_Provided records_
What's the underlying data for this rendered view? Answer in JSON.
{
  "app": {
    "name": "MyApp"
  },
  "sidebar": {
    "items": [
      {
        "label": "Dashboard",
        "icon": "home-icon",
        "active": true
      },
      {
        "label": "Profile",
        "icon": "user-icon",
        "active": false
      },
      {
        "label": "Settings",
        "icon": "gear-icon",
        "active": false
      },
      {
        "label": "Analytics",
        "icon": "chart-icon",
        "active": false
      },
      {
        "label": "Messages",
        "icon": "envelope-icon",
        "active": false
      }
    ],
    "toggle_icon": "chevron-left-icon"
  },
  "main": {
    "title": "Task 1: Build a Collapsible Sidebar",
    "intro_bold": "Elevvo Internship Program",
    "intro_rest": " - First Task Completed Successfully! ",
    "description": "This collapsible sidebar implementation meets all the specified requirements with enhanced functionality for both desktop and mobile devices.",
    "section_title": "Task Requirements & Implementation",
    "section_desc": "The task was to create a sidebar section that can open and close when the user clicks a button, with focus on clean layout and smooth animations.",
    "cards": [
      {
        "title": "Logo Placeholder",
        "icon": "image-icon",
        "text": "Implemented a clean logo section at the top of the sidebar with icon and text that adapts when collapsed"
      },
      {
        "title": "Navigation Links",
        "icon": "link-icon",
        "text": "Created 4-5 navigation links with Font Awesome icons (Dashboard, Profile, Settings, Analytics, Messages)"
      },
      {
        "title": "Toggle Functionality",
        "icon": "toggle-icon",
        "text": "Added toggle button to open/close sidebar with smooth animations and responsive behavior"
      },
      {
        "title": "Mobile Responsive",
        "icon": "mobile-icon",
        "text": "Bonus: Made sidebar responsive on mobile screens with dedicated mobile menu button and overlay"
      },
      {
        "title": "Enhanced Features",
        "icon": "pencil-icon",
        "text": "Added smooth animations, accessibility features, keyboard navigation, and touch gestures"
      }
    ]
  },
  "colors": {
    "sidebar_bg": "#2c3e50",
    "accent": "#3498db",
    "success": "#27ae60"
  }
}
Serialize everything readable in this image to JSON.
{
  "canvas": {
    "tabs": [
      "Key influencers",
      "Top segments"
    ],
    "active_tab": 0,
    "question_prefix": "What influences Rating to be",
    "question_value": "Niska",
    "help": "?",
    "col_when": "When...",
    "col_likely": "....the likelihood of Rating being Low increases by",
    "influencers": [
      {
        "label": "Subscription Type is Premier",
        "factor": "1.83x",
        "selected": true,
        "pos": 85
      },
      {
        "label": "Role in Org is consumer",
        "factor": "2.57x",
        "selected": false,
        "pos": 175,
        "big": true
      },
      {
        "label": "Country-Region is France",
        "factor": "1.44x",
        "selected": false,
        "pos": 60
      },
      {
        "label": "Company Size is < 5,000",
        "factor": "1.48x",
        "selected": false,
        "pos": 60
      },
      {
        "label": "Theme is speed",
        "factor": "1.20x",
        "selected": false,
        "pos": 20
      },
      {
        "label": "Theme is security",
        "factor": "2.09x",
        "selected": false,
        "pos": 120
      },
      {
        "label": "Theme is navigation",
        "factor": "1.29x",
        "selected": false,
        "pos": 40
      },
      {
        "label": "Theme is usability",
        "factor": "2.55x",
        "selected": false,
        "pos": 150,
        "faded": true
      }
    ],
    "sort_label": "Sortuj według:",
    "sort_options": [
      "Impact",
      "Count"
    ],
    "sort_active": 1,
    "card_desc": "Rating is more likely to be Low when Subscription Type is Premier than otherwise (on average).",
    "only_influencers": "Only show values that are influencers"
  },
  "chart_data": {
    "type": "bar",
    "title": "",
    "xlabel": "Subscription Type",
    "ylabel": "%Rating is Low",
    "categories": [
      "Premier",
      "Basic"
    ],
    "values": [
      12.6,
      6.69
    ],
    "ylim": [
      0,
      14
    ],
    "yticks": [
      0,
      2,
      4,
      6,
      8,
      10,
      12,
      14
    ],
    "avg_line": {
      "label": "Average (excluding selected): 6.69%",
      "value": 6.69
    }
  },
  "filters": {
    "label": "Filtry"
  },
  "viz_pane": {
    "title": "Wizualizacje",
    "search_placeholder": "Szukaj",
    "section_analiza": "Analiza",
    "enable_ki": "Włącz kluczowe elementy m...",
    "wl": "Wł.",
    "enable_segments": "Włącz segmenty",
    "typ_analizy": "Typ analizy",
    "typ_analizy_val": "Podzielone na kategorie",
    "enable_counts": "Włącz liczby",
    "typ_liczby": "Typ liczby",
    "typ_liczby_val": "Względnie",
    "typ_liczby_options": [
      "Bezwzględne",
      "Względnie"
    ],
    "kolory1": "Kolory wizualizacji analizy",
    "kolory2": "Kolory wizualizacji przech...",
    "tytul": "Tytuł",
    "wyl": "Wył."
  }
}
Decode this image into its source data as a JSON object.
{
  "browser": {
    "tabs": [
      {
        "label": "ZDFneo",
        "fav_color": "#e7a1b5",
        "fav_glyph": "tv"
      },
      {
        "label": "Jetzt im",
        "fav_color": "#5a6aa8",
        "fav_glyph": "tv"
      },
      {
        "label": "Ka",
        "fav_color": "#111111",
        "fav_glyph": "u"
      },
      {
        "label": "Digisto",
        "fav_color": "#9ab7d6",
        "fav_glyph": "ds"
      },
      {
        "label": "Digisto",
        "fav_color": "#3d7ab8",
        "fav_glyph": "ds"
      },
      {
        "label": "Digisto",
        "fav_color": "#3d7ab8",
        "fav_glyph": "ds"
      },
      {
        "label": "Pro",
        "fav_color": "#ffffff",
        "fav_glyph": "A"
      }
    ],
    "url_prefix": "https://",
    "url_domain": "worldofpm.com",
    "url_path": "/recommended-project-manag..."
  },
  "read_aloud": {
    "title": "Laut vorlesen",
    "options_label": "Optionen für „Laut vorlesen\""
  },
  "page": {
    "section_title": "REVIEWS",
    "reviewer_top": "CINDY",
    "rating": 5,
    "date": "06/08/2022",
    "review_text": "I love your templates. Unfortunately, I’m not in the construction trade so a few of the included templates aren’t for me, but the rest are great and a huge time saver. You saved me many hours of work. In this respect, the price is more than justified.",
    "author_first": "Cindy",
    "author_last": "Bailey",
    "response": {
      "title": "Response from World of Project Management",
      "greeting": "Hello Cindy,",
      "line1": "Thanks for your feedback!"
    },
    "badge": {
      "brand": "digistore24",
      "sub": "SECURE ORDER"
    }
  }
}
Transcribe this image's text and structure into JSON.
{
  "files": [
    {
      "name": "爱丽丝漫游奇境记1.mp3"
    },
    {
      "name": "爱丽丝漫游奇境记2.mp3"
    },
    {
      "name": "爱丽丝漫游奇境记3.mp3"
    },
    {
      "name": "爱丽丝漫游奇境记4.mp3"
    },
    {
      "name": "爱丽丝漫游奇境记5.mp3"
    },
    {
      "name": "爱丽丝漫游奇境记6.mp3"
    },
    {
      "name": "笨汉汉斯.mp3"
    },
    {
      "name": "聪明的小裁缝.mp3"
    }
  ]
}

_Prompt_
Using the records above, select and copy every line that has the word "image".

_Output for this exercise_
        "icon": "image-icon",
Serialize everything readable in this image to JSON.
Decode this image into its source data as a JSON object.
Transcribe this image's text and structure into JSON.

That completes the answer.